How to overcome the dearth of women on boards? Bloomberg first considers (and disposes of) the possibility that demographic changes will resolve the issue. it turns out that that may take quite some time. What about regulation? Voluntary and mandatory quotas have been imposed in some countries, most notably Norway, where a mandatory quota of 40% women was imposed. The result was that: “half of the companies on the Oslo Stock Exchange delisted to avoid the mandate.” Unfortunately, the data also showed that companies lost value after the quota became effective. (In addition, as noted in this NYT article from June of this year, an academic study of the Norway quota experience showed that it has “not led to an increase in the overall number of female executives, to a decrease in the gender pay gap, to a boom in the number of young women pursuing careers in business, or to more family-friendly workplace policies.”) Bloomberg contends that these disappointing results may be explained by the “same thing that explains the difference between a company that casts a wide net to voluntarily recruit (and nurture) qualified women, and one that adds women to its board simply to comply with a quota. The solution, unsatisfying as it sounds, is that companies have to realize for themselves what’s in their own best interest.”

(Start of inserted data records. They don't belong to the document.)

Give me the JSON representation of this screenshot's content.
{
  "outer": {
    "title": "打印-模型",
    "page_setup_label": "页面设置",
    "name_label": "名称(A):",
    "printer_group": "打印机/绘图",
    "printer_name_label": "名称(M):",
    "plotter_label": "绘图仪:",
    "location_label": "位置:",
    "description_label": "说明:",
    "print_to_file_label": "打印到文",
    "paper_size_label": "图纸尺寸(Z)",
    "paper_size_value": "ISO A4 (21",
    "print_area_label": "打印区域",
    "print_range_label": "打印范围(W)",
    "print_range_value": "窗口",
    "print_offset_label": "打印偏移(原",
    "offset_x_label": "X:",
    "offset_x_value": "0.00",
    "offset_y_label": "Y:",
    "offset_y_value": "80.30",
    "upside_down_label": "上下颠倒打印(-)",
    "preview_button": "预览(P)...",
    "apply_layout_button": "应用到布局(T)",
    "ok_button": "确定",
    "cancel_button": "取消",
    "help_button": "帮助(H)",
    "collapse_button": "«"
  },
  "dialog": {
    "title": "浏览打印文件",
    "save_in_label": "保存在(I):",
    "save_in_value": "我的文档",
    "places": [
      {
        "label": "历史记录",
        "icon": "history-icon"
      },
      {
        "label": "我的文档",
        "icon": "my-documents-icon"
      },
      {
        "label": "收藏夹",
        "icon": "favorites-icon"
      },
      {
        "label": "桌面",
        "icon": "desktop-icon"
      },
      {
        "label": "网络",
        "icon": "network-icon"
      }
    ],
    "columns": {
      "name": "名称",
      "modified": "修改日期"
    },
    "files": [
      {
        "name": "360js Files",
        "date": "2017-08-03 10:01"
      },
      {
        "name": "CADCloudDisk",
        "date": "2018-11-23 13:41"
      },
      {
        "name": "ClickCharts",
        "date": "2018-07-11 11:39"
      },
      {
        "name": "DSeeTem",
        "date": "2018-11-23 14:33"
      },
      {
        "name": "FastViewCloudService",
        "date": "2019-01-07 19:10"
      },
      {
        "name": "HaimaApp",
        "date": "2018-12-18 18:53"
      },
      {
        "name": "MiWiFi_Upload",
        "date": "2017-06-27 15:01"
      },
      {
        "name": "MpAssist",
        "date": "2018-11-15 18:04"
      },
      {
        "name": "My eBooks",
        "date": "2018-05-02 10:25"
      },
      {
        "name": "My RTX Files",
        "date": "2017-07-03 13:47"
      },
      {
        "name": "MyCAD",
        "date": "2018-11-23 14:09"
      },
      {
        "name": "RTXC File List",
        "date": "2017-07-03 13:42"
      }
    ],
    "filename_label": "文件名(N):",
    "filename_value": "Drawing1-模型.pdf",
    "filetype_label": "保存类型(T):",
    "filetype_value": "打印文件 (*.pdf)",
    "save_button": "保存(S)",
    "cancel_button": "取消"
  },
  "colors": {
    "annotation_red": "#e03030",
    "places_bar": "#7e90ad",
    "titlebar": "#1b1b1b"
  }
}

Outside pressure through voluntary aspirational quotas may lead to better results. Bloomberg observes that Canada “is asking companies to commit to a goal of 30 percent women on boards by 2020. In the U.K., the 30 Percent Club, which favors gender diversity without resorting to quotas, is pushing for 30 percent by the end of 2015.” Remarking on possible effectiveness of the 30 percent goal in the U.K., White cites a 2014 study showing “the number of women on FTSE 100 boards had increased from 10.5% in 2010 to 20.7 percent. The Australian government reached a target of 40 percent women on government boards two years early in 2013. And more than 20 countries have adopted quotas for companies to require them to increase the representation of women on their boards.” Nevertheless, she was “not convinced that quotas are the answer,” although she applauded the effort.
More to the point, White believes that outside pressure should come from a variety of stakeholders. In her speech, she both encouraged “companies to work harder to identify qualified women to serve on boards” and championed organizations that seek to develop and position qualified women candidates for board seats. In addition, she observed that, while the SEC has adopted regulations that mandate disclosure regarding a company’s diversity policy (with diversity defined very broadly), stakeholders that are disappointed with the quality of that disclosure should speak up about it: “Shareholders and interested stakeholders have a responsibility to make it known that this is an issue that is important, that they want more information on what is being done to promote diversity, and, if not enough is being done, what actions they expect to be taken. There are a number of different avenues to make these views known – from direct engagement with public companies to shareholder proposals asking a company to establish more specific policies and commitments — and I encourage you to use all of them.”